‘Restart’ weak charters

When a charter school isn’t performing well, closure isn’t the only option, argues a new Public Impact report. The Role of Charter Restarts in School Reform. Instead of forcing students to find new schools, “introduce new adults who have the will and skill to help struggling students achieve, and let the students stay.”

Charter school restarts offer a way to intervene when performance does not meet expectations–and not just as a last-ditch effort to avoid closure. Restarts can also be used proactively by responsible boards and authorizers when the conditions are right.

This report describes how restarts worked at five charter schools in Chicago, New Orleans, Trenton, New York and Philadelphia.

Oakland’s school board plans to close three very high-scoring charters because it believes the American Indian Model Schools board remains under the thumb of founder Ben Chavis, who resigned amid conflict of interest charges.  Students will be forced to transfer to lower-performing schools. Why not restart with a new board?

Mastery ‘restarts’ Philly schools

Taking over a failing school is too challenging for most charter school operators, who prefer to start their own schools from scratch. But Philadelphia’s Mastery Charter Schools is taking the “restart” challenge, according to Benjamin Herold in the Hechinger Report.

Last year, parents were trying to flee Smedley Elementary. The district asked Mastery to take charge. This year, families are asking for the K-5 school to add another grade.

Under the “restart” model, a district outsources management of an existing public school to an outside provider, often a charter-school operator like Mastery. The new management is then expected to overhaul school staff, renovate often-woeful facilities, revamp a dysfunctional school culture, win over disillusioned parents, and dramatically improve student test scores — all while ostensibly serving the same kids as the year before.

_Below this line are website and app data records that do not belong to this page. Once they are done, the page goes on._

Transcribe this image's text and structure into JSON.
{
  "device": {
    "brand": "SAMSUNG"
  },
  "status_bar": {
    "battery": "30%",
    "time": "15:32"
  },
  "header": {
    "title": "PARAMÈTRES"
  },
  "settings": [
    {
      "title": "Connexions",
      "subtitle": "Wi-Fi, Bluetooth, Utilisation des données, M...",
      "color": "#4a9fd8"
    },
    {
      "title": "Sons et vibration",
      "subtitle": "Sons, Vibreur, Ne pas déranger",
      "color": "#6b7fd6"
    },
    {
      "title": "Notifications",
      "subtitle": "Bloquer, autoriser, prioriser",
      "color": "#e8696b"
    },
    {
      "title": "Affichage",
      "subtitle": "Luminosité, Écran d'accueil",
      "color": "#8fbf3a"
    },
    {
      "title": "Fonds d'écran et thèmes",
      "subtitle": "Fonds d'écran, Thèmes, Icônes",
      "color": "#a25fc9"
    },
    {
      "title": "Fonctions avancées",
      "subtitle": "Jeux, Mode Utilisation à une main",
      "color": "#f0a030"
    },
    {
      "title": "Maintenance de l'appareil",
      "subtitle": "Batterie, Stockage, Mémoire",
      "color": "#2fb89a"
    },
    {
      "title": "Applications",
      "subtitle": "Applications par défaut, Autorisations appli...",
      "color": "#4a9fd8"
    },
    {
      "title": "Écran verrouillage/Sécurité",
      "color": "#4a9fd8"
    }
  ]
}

Restarts are also controversial and politically sensitive, in part because they involve the use of public money to support privately managed schools. Unionized staff may be supplanted by non-union replacements, just like at charter schools.

Mastery, which uses a “no excuses” model, took over three low-performing  Philadelphia middle schools in 2005.  Scores improved dramatically.

At Pickett Middle School, for example, just 14 percent of students scored proficient in math before Mastery arrived in 2007. After Mastery brought in new teachers and pushed them to work together, almost 70 percent of students scored proficient in math last year—a gain of 500 percent in just three years.

The U.S. Education Department has specified four change models for chronically low-performing schools: So far 454 are trying “transformation,” the least disruptive model, while 135 are trying “turnaround,” 31 “restart” and 18 have closed.

Ed Week looks at restart efforts around the country, including “a Latino advocacy organization, several small charter operators, a nonprofit started by Los Angeles Mayor Antonio Villaraigosa, a private company co-founded by former New York City Schools Chancellor Rudy Crew, and the American subsidiary of a British-based consulting company,” plus Edison Learning and Pearson Education.